(Task requirements) Among these entries, how many lines contain "title"? Say the number and nothing else.

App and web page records
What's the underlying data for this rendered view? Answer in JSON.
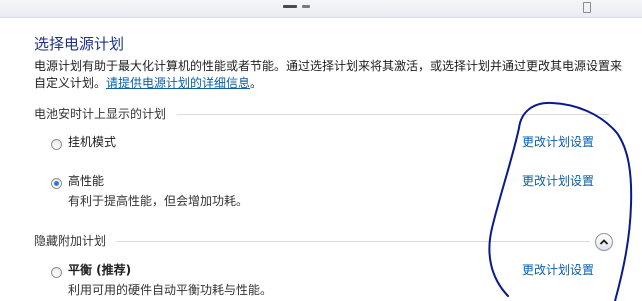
{
  "header": {
    "title": "选择电源计划",
    "description": "电源计划有助于最大化计算机的性能或者节能。通过选择计划来将其激活，或选择计划并通过更改其电源设置来自定义计划。",
    "link": "请提供电源计划的详细信息",
    "link_suffix": "。"
  },
  "sections": {
    "battery": {
      "title": "电池安时计上显示的计划",
      "plans": [
        {
          "name": "挂机模式",
          "description": "",
          "selected": false,
          "change_link": "更改计划设置"
        },
        {
          "name": "高性能",
          "description": "有利于提高性能，但会增加功耗。",
          "selected": true,
          "change_link": "更改计划设置"
        }
      ]
    },
    "hidden": {
      "title": "隐藏附加计划",
      "collapse_icon": "chevron-up-icon",
      "plans": [
        {
          "name": "平衡 (推荐)",
          "description": "利用可用的硬件自动平衡功耗与性能。",
          "selected": false,
          "change_link": "更改计划设置"
        }
      ]
    }
  },
  "colors": {
    "title": "#1e3287",
    "link": "#0b5ea8",
    "radio_selected": "#2f7cd0",
    "annotation_ink": "#0a1a8c"
  }
}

(Solution to this exercise) 4